__Excerpted records__:
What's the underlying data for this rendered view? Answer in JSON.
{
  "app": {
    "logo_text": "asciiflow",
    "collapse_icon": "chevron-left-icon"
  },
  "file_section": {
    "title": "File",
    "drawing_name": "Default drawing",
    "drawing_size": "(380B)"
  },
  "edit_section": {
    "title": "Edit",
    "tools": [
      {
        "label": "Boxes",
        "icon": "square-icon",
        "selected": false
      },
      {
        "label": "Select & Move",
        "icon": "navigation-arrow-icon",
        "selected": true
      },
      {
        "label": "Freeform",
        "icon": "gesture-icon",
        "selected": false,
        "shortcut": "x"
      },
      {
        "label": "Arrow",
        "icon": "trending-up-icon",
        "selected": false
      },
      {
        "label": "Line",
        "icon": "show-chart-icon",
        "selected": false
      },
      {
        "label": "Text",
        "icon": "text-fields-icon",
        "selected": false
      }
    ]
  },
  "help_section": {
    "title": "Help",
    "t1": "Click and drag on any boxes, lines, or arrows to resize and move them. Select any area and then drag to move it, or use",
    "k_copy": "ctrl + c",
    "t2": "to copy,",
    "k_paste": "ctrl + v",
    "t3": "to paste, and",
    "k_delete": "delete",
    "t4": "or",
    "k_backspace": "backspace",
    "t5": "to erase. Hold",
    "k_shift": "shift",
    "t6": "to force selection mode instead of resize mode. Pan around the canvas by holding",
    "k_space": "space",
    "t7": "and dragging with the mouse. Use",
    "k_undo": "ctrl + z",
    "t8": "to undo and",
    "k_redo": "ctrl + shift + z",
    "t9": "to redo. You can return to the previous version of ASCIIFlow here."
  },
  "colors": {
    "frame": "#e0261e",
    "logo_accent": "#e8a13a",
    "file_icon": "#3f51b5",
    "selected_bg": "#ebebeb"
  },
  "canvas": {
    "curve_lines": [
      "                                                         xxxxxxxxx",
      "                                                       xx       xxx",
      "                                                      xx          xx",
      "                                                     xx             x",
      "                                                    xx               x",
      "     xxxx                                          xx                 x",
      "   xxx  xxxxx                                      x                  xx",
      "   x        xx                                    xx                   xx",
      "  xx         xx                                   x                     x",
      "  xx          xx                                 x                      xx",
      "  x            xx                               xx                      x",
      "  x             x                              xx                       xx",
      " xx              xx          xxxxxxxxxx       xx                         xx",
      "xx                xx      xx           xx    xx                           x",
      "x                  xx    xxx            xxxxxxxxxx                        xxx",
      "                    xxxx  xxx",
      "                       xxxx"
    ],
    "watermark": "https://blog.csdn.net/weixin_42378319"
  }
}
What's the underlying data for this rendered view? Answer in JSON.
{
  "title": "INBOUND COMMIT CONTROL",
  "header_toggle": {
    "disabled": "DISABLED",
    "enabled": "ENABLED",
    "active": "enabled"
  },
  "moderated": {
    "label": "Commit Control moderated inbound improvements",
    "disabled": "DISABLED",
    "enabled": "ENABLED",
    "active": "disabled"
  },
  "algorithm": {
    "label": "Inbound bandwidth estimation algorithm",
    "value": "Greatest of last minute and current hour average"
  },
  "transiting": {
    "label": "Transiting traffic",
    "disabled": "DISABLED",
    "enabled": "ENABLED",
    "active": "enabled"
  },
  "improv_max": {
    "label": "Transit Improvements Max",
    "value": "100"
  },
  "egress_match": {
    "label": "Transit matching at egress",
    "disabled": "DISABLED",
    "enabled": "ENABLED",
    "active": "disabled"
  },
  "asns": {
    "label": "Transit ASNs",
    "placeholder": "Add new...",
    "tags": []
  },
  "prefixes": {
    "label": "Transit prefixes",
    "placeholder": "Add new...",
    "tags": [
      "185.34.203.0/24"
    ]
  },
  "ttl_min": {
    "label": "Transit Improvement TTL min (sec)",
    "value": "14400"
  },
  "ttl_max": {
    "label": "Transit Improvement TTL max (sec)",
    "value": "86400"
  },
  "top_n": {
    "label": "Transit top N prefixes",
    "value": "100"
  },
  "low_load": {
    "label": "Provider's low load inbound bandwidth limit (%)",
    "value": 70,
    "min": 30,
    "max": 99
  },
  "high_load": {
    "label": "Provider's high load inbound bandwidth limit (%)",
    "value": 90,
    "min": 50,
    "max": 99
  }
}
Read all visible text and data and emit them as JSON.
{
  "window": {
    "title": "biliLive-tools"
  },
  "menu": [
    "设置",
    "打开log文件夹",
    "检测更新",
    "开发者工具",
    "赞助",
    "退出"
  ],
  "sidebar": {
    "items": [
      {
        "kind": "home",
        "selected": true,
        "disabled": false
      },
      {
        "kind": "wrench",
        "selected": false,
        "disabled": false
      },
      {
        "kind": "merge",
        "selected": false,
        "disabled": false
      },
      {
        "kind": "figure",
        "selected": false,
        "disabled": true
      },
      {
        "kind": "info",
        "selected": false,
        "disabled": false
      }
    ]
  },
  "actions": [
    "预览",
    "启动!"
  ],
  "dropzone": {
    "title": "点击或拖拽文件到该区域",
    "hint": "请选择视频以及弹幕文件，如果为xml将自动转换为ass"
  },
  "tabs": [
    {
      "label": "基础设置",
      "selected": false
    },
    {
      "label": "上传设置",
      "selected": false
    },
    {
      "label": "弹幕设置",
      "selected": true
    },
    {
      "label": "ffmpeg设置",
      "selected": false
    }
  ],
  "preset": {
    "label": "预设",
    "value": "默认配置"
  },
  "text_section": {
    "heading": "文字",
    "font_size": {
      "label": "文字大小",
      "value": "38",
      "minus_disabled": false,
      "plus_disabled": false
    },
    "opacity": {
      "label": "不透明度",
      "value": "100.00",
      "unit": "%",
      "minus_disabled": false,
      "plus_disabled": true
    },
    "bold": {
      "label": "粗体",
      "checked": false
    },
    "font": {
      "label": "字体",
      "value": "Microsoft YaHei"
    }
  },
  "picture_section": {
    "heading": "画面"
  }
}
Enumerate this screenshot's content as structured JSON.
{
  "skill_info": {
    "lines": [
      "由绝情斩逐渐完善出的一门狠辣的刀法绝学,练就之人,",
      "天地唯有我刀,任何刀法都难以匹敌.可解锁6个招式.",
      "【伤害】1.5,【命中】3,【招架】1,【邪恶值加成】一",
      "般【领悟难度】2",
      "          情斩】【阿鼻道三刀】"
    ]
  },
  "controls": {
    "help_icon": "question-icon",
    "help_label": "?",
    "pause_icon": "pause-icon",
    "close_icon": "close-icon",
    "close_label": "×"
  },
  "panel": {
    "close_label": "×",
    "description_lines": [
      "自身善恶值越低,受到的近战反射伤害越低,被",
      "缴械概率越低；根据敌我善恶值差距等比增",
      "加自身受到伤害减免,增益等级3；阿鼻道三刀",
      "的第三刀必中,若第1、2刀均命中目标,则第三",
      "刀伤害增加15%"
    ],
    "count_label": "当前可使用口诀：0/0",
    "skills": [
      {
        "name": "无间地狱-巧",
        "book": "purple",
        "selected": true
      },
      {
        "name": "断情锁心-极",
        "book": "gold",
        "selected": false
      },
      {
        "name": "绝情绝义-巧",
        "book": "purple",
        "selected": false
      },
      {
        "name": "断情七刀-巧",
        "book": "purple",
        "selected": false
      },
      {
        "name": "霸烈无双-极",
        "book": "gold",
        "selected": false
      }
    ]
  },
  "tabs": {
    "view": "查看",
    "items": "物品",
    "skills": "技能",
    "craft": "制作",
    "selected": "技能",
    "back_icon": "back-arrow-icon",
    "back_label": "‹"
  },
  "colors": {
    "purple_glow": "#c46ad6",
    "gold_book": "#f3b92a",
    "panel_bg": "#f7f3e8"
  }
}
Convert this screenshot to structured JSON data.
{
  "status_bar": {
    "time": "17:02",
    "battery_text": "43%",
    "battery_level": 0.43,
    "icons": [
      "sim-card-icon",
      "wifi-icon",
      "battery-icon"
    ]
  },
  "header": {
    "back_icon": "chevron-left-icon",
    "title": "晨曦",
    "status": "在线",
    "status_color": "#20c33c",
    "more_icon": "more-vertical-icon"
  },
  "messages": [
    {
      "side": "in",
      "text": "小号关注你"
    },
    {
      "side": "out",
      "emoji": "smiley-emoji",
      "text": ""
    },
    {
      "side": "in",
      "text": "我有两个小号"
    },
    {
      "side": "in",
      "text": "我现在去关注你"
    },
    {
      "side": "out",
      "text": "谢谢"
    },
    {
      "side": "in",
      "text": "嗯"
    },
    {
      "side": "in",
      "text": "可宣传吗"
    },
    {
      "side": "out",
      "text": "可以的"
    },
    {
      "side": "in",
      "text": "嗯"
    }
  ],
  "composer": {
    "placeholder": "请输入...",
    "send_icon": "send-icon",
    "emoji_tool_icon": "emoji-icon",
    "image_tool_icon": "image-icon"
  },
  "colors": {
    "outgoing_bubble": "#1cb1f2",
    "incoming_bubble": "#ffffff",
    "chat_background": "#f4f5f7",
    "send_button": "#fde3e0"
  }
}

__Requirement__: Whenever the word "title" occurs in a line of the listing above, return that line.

__Reply to the task__:
    "title": "File",
    "title": "Edit",
    "title": "Help",
  "title": "INBOUND COMMIT CONTROL",
    "title": "biliLive-tools"
    "title": "点击或拖拽文件到该区域",
    "title": "晨曦",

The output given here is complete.